(DATA FOR THIS TASK)

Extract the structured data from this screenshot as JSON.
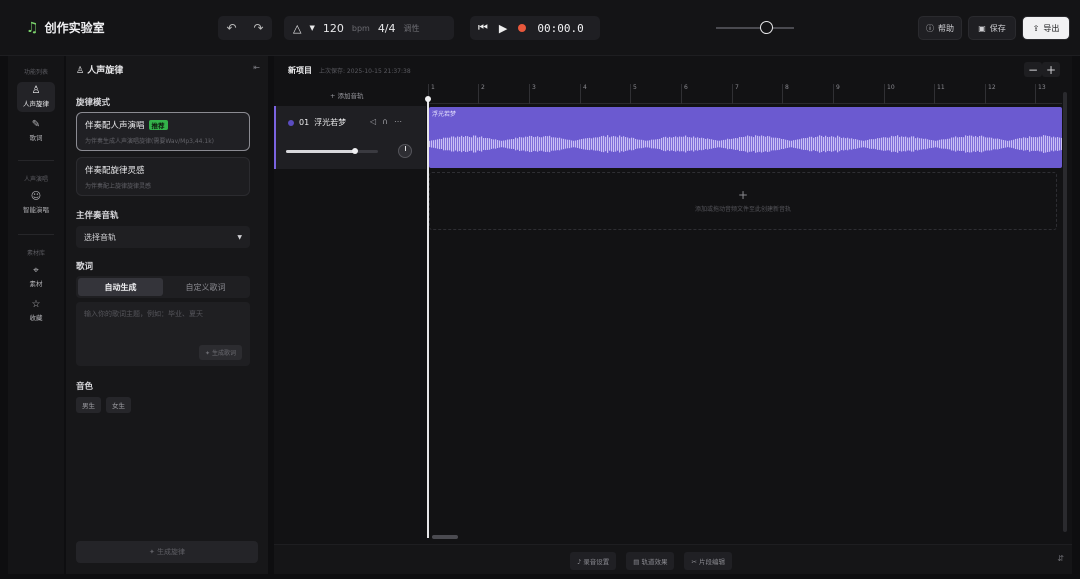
{
  "app": {
    "title": "创作实验室"
  },
  "toolbar": {
    "undo_icon": "undo-icon",
    "redo_icon": "redo-icon",
    "tempo_value": "120",
    "tempo_unit": "bpm",
    "time_signature": "4/4",
    "key_label": "调性",
    "time": "00:00.0",
    "help_label": "帮助",
    "save_label": "保存",
    "export_label": "导出"
  },
  "leftnav": {
    "groups": [
      {
        "label": "功能列表",
        "items": [
          {
            "label": "人声旋律",
            "icon": "person-icon",
            "active": true
          },
          {
            "label": "歌词",
            "icon": "pen-icon",
            "active": false
          }
        ]
      },
      {
        "label": "人声演唱",
        "items": [
          {
            "label": "智能演唱",
            "icon": "robot-icon",
            "active": false
          }
        ]
      },
      {
        "label": "素材库",
        "items": [
          {
            "label": "素材",
            "icon": "pin-icon",
            "active": false
          },
          {
            "label": "收藏",
            "icon": "star-icon",
            "active": false
          }
        ]
      }
    ]
  },
  "panel": {
    "title": "人声旋律",
    "melody_mode_label": "旋律模式",
    "modes": [
      {
        "title": "伴奏配人声演唱",
        "badge": "推荐",
        "desc": "为伴奏生成人声演唱旋律(需要Wav/Mp3,44.1k)",
        "selected": true
      },
      {
        "title": "伴奏配旋律灵感",
        "badge": "",
        "desc": "为伴奏配上旋律旋律灵感",
        "selected": false
      }
    ],
    "accompaniment_label": "主伴奏音轨",
    "accompaniment_placeholder": "选择音轨",
    "lyrics_label": "歌词",
    "lyrics_tabs": [
      "自动生成",
      "自定义歌词"
    ],
    "lyrics_placeholder": "输入你的歌词主题，例如：毕业、夏天",
    "gen_lyrics_label": "生成歌词",
    "voice_label": "音色",
    "voices": [
      "男生",
      "女生"
    ],
    "generate_label": "生成旋律"
  },
  "main": {
    "project_name": "新项目",
    "saved_text": "上次保存: 2025-10-15 21:37:38",
    "add_track_label": "+ 添加音轨",
    "ruler_ticks": [
      "1",
      "2",
      "3",
      "4",
      "5",
      "6",
      "7",
      "8",
      "9",
      "10",
      "11",
      "12",
      "13"
    ],
    "track": {
      "number": "01",
      "name": "浮光若梦",
      "clip_label": "浮光若梦",
      "volume": 0.75
    },
    "drop_hint": "添加或拖动音频文件至此创建新音轨",
    "bottom_buttons": [
      "录音设置",
      "轨道效果",
      "片段编辑"
    ]
  },
  "colors": {
    "accent": "#7a63e0",
    "clip": "#6b5ad0",
    "badge": "#33b24a",
    "record": "#e8583c"
  }
}
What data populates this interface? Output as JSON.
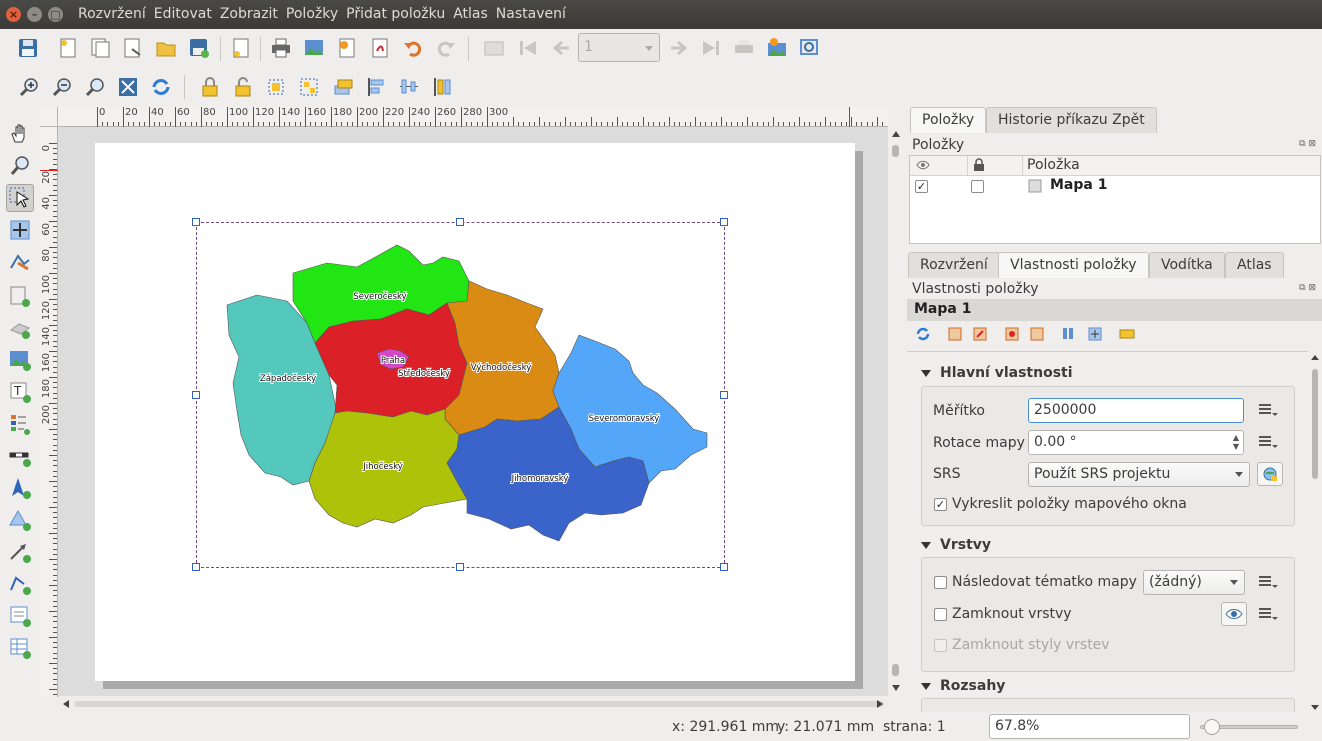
{
  "menubar": {
    "items": [
      "Rozvržení",
      "Editovat",
      "Zobrazit",
      "Položky",
      "Přidat položku",
      "Atlas",
      "Nastavení"
    ]
  },
  "toolbar": {
    "page_field_value": "1",
    "icons": [
      "save-icon",
      "new-layout-icon",
      "duplicate-layout-icon",
      "layout-manager-icon",
      "open-template-icon",
      "save-template-icon",
      "page-setup-icon",
      "print-icon",
      "export-image-icon",
      "export-svg-icon",
      "export-pdf-icon",
      "undo-icon",
      "redo-icon",
      "atlas-preview-icon",
      "first-feature-icon",
      "prev-feature-icon",
      "next-feature-icon",
      "last-feature-icon",
      "atlas-print-icon",
      "atlas-export-icon",
      "atlas-settings-icon"
    ]
  },
  "ruler": {
    "top_ticks": [
      "0",
      "20",
      "40",
      "60",
      "80",
      "100",
      "120",
      "140",
      "160",
      "180",
      "200",
      "220",
      "240",
      "260",
      "280",
      "300"
    ],
    "left_ticks": [
      "0",
      "20",
      "40",
      "60",
      "80",
      "100",
      "120",
      "140",
      "160",
      "180",
      "200"
    ]
  },
  "map": {
    "regions": [
      {
        "name": "Severočeský",
        "color": "#22e614"
      },
      {
        "name": "Západočeský",
        "color": "#55c8be"
      },
      {
        "name": "Praha",
        "color": "#d447c8"
      },
      {
        "name": "Středočeský",
        "color": "#dc2027"
      },
      {
        "name": "Východočeský",
        "color": "#da8b13"
      },
      {
        "name": "Severomoravský",
        "color": "#53a6f8"
      },
      {
        "name": "Jihočeský",
        "color": "#aec20a"
      },
      {
        "name": "Jihomoravský",
        "color": "#3a64c9"
      }
    ]
  },
  "items_panel": {
    "tabs": [
      "Položky",
      "Historie příkazu Zpět"
    ],
    "title": "Položky",
    "column_header": "Položka",
    "rows": [
      {
        "visible": true,
        "locked": false,
        "name": "Mapa 1"
      }
    ]
  },
  "props_panel": {
    "tabs": [
      "Rozvržení",
      "Vlastnosti položky",
      "Vodítka",
      "Atlas"
    ],
    "title": "Vlastnosti položky",
    "item_name": "Mapa 1",
    "main_section": {
      "header": "Hlavní vlastnosti",
      "scale_label": "Měřítko",
      "scale_value": "2500000",
      "rotation_label": "Rotace mapy",
      "rotation_value": "0.00 °",
      "srs_label": "SRS",
      "srs_value": "Použít SRS projektu",
      "draw_items_label": "Vykreslit položky mapového okna",
      "draw_items_checked": true
    },
    "layers_section": {
      "header": "Vrstvy",
      "follow_theme_label": "Následovat tématko mapy",
      "theme_value": "(žádný)",
      "lock_layers_label": "Zamknout vrstvy",
      "lock_styles_label": "Zamknout styly vrstev"
    },
    "extents_section": {
      "header": "Rozsahy"
    }
  },
  "statusbar": {
    "x_coord": "x: 291.961 mm",
    "y_coord": "y: 21.071 mm",
    "page": "strana: 1",
    "zoom": "67.8%",
    "zoom_slider_fraction": 0.04
  }
}
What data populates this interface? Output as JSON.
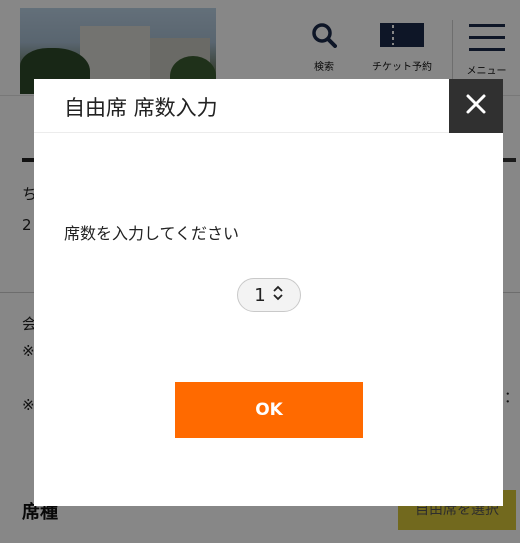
{
  "header": {
    "search_label": "検索",
    "ticket_label": "チケット予約",
    "menu_label": "メニュー"
  },
  "background": {
    "line_a": "ち",
    "line_b": "2",
    "line_c": "会",
    "line_d": "※",
    "line_e": "※",
    "line_f": "：",
    "seat_type_title": "席種",
    "select_free_seat": "自由席を選択"
  },
  "modal": {
    "title": "自由席 席数入力",
    "prompt": "席数を入力してください",
    "seat_count": "1",
    "ok_label": "OK"
  },
  "colors": {
    "accent": "#ff6a00",
    "close_bg": "#303030"
  }
}
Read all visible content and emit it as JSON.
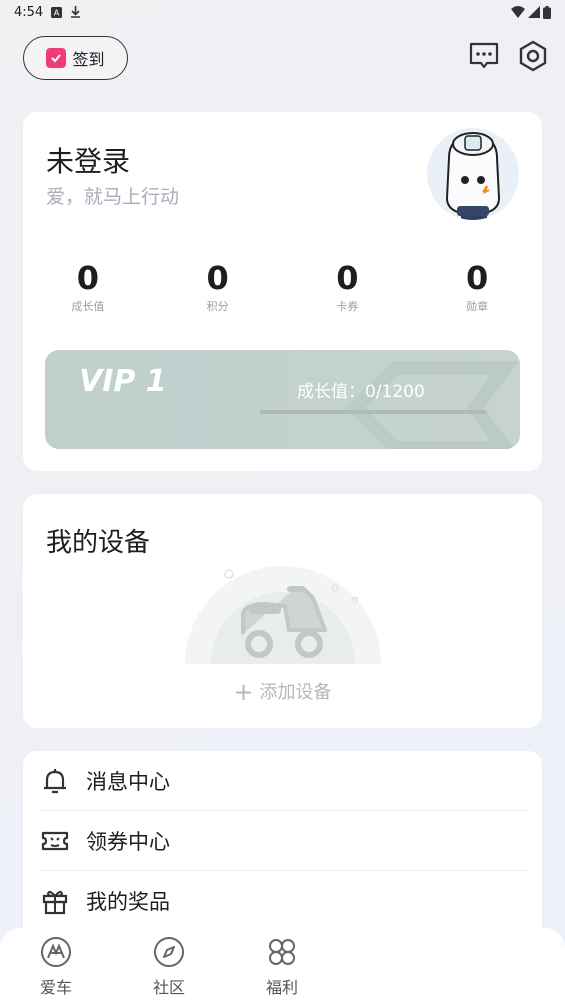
{
  "status_bar": {
    "time": "4:54"
  },
  "header": {
    "checkin_label": "签到"
  },
  "user_card": {
    "name": "未登录",
    "slogan": "爱，就马上行动",
    "stats": [
      {
        "value": "0",
        "label": "成长值"
      },
      {
        "value": "0",
        "label": "积分"
      },
      {
        "value": "0",
        "label": "卡券"
      },
      {
        "value": "0",
        "label": "勋章"
      }
    ]
  },
  "vip": {
    "level": "VIP 1",
    "growth_text": "成长值：0/1200",
    "progress_fraction": 0
  },
  "devices": {
    "title": "我的设备",
    "add_label": "添加设备"
  },
  "menu": {
    "items": [
      {
        "label": "消息中心",
        "icon": "bell-icon"
      },
      {
        "label": "领券中心",
        "icon": "coupon-icon"
      },
      {
        "label": "我的奖品",
        "icon": "gift-icon"
      }
    ]
  },
  "tabs": [
    {
      "label": "爱车",
      "icon": "car-logo-icon"
    },
    {
      "label": "社区",
      "icon": "compass-icon"
    },
    {
      "label": "福利",
      "icon": "clover-icon"
    }
  ],
  "colors": {
    "accent_pink": "#f03c7a",
    "vip_bg": "#c2d1cf",
    "text_primary": "#1d1d22",
    "text_muted": "#a8adb8"
  }
}
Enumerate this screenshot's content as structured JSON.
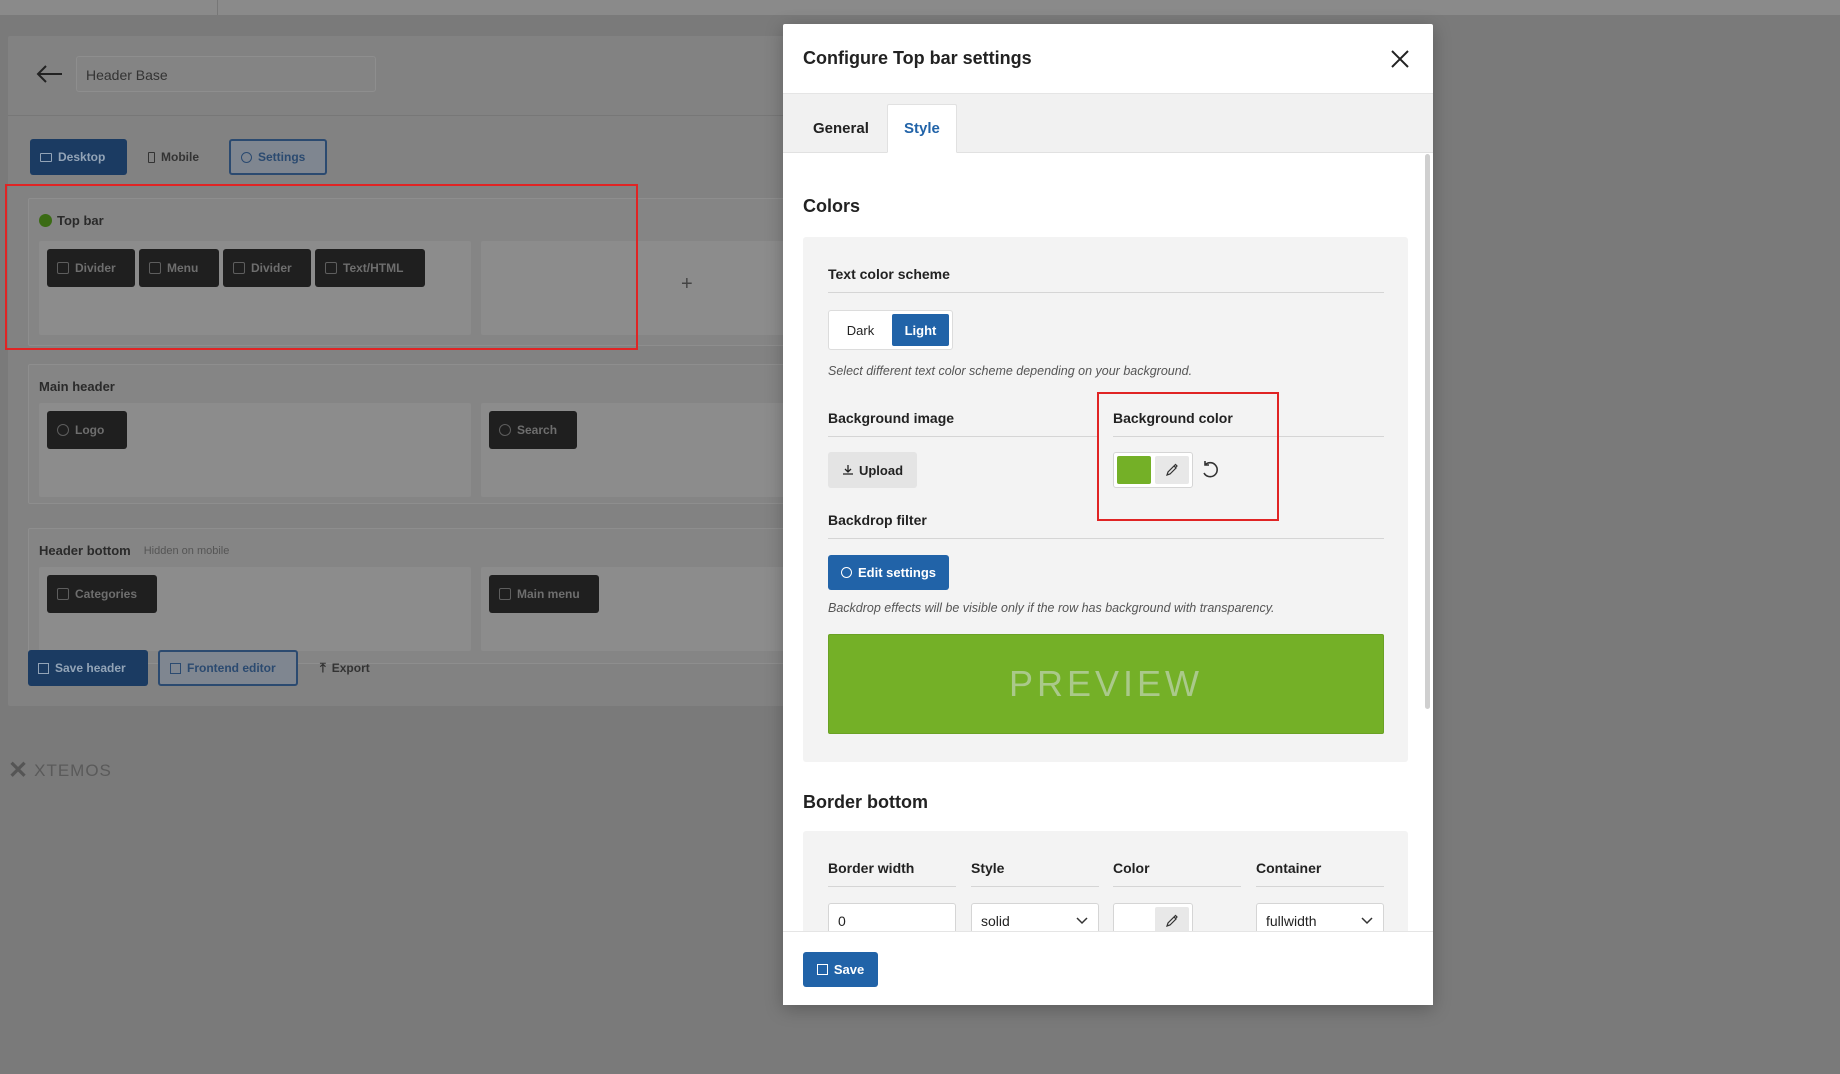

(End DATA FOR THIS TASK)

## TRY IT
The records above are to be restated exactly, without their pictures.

## ANSWER TO THIS TASK
Extract the structured data from this screenshot as JSON.
{
  "app": {
    "title": "创作实验室"
  },
  "toolbar": {
    "undo_icon": "undo-icon",
    "redo_icon": "redo-icon",
    "tempo_value": "120",
    "tempo_unit": "bpm",
    "time_signature": "4/4",
    "key_label": "调性",
    "time": "00:00.0",
    "help_label": "帮助",
    "save_label": "保存",
    "export_label": "导出"
  },
  "leftnav": {
    "groups": [
      {
        "label": "功能列表",
        "items": [
          {
            "label": "人声旋律",
            "icon": "person-icon",
            "active": true
          },
          {
            "label": "歌词",
            "icon": "pen-icon",
            "active": false
          }
        ]
      },
      {
        "label": "人声演唱",
        "items": [
          {
            "label": "智能演唱",
            "icon": "robot-icon",
            "active": false
          }
        ]
      },
      {
        "label": "素材库",
        "items": [
          {
            "label": "素材",
            "icon": "pin-icon",
            "active": false
          },
          {
            "label": "收藏",
            "icon": "star-icon",
            "active": false
          }
        ]
      }
    ]
  },
  "panel": {
    "title": "人声旋律",
    "melody_mode_label": "旋律模式",
    "modes": [
      {
        "title": "伴奏配人声演唱",
        "badge": "推荐",
        "desc": "为伴奏生成人声演唱旋律(需要Wav/Mp3,44.1k)",
        "selected": true
      },
      {
        "title": "伴奏配旋律灵感",
        "badge": "",
        "desc": "为伴奏配上旋律旋律灵感",
        "selected": false
      }
    ],
    "accompaniment_label": "主伴奏音轨",
    "accompaniment_placeholder": "选择音轨",
    "lyrics_label": "歌词",
    "lyrics_tabs": [
      "自动生成",
      "自定义歌词"
    ],
    "lyrics_placeholder": "输入你的歌词主题，例如：毕业、夏天",
    "gen_lyrics_label": "生成歌词",
    "voice_label": "音色",
    "voices": [
      "男生",
      "女生"
    ],
    "generate_label": "生成旋律"
  },
  "main": {
    "project_name": "新项目",
    "saved_text": "上次保存: 2025-10-15 21:37:38",
    "add_track_label": "+ 添加音轨",
    "ruler_ticks": [
      "1",
      "2",
      "3",
      "4",
      "5",
      "6",
      "7",
      "8",
      "9",
      "10",
      "11",
      "12",
      "13"
    ],
    "track": {
      "number": "01",
      "name": "浮光若梦",
      "clip_label": "浮光若梦",
      "volume": 0.75
    },
    "drop_hint": "添加或拖动音频文件至此创建新音轨",
    "bottom_buttons": [
      "录音设置",
      "轨道效果",
      "片段编辑"
    ]
  },
  "colors": {
    "accent": "#7a63e0",
    "clip": "#6b5ad0",
    "badge": "#33b24a",
    "record": "#e8583c"
  }
}
What data populates this interface? Output as JSON.
{
  "menubar": {
    "items": [
      "Rozvržení",
      "Editovat",
      "Zobrazit",
      "Položky",
      "Přidat položku",
      "Atlas",
      "Nastavení"
    ]
  },
  "toolbar": {
    "page_field_value": "1",
    "icons": [
      "save-icon",
      "new-layout-icon",
      "duplicate-layout-icon",
      "layout-manager-icon",
      "open-template-icon",
      "save-template-icon",
      "page-setup-icon",
      "print-icon",
      "export-image-icon",
      "export-svg-icon",
      "export-pdf-icon",
      "undo-icon",
      "redo-icon",
      "atlas-preview-icon",
      "first-feature-icon",
      "prev-feature-icon",
      "next-feature-icon",
      "last-feature-icon",
      "atlas-print-icon",
      "atlas-export-icon",
      "atlas-settings-icon"
    ]
  },
  "ruler": {
    "top_ticks": [
      "0",
      "20",
      "40",
      "60",
      "80",
      "100",
      "120",
      "140",
      "160",
      "180",
      "200",
      "220",
      "240",
      "260",
      "280",
      "300"
    ],
    "left_ticks": [
      "0",
      "20",
      "40",
      "60",
      "80",
      "100",
      "120",
      "140",
      "160",
      "180",
      "200"
    ]
  },
  "map": {
    "regions": [
      {
        "name": "Severočeský",
        "color": "#22e614"
      },
      {
        "name": "Západočeský",
        "color": "#55c8be"
      },
      {
        "name": "Praha",
        "color": "#d447c8"
      },
      {
        "name": "Středočeský",
        "color": "#dc2027"
      },
      {
        "name": "Východočeský",
        "color": "#da8b13"
      },
      {
        "name": "Severomoravský",
        "color": "#53a6f8"
      },
      {
        "name": "Jihočeský",
        "color": "#aec20a"
      },
      {
        "name": "Jihomoravský",
        "color": "#3a64c9"
      }
    ]
  },
  "items_panel": {
    "tabs": [
      "Položky",
      "Historie příkazu Zpět"
    ],
    "title": "Položky",
    "column_header": "Položka",
    "rows": [
      {
        "visible": true,
        "locked": false,
        "name": "Mapa 1"
      }
    ]
  },
  "props_panel": {
    "tabs": [
      "Rozvržení",
      "Vlastnosti položky",
      "Vodítka",
      "Atlas"
    ],
    "title": "Vlastnosti položky",
    "item_name": "Mapa 1",
    "main_section": {
      "header": "Hlavní vlastnosti",
      "scale_label": "Měřítko",
      "scale_value": "2500000",
      "rotation_label": "Rotace mapy",
      "rotation_value": "0.00 °",
      "srs_label": "SRS",
      "srs_value": "Použít SRS projektu",
      "draw_items_label": "Vykreslit položky mapového okna",
      "draw_items_checked": true
    },
    "layers_section": {
      "header": "Vrstvy",
      "follow_theme_label": "Následovat tématko mapy",
      "theme_value": "(žádný)",
      "lock_layers_label": "Zamknout vrstvy",
      "lock_styles_label": "Zamknout styly vrstev"
    },
    "extents_section": {
      "header": "Rozsahy"
    }
  },
  "statusbar": {
    "x_coord": "x: 291.961 mm",
    "y_coord": "y: 21.071 mm",
    "page": "strana: 1",
    "zoom": "67.8%",
    "zoom_slider_fraction": 0.04
  }
}
What data populates this interface? Output as JSON.
{
  "header": {
    "search_label": "検索",
    "ticket_label": "チケット予約",
    "menu_label": "メニュー"
  },
  "background": {
    "line_a": "ち",
    "line_b": "2",
    "line_c": "会",
    "line_d": "※",
    "line_e": "※",
    "line_f": "：",
    "seat_type_title": "席種",
    "select_free_seat": "自由席を選択"
  },
  "modal": {
    "title": "自由席 席数入力",
    "prompt": "席数を入力してください",
    "seat_count": "1",
    "ok_label": "OK"
  },
  "colors": {
    "accent": "#ff6a00",
    "close_bg": "#303030"
  }
}
Read all visible content and emit it as JSON.
{
  "status_bar": {
    "time": "4:54"
  },
  "header": {
    "checkin_label": "签到"
  },
  "user_card": {
    "name": "未登录",
    "slogan": "爱，就马上行动",
    "stats": [
      {
        "value": "0",
        "label": "成长值"
      },
      {
        "value": "0",
        "label": "积分"
      },
      {
        "value": "0",
        "label": "卡券"
      },
      {
        "value": "0",
        "label": "勋章"
      }
    ]
  },
  "vip": {
    "level": "VIP 1",
    "growth_text": "成长值：0/1200",
    "progress_fraction": 0
  },
  "devices": {
    "title": "我的设备",
    "add_label": "添加设备"
  },
  "menu": {
    "items": [
      {
        "label": "消息中心",
        "icon": "bell-icon"
      },
      {
        "label": "领券中心",
        "icon": "coupon-icon"
      },
      {
        "label": "我的奖品",
        "icon": "gift-icon"
      }
    ]
  },
  "tabs": [
    {
      "label": "爱车",
      "icon": "car-logo-icon"
    },
    {
      "label": "社区",
      "icon": "compass-icon"
    },
    {
      "label": "福利",
      "icon": "clover-icon"
    }
  ],
  "colors": {
    "accent_pink": "#f03c7a",
    "vip_bg": "#c2d1cf",
    "text_primary": "#1d1d22",
    "text_muted": "#a8adb8"
  }
}
Enumerate this screenshot's content as structured JSON.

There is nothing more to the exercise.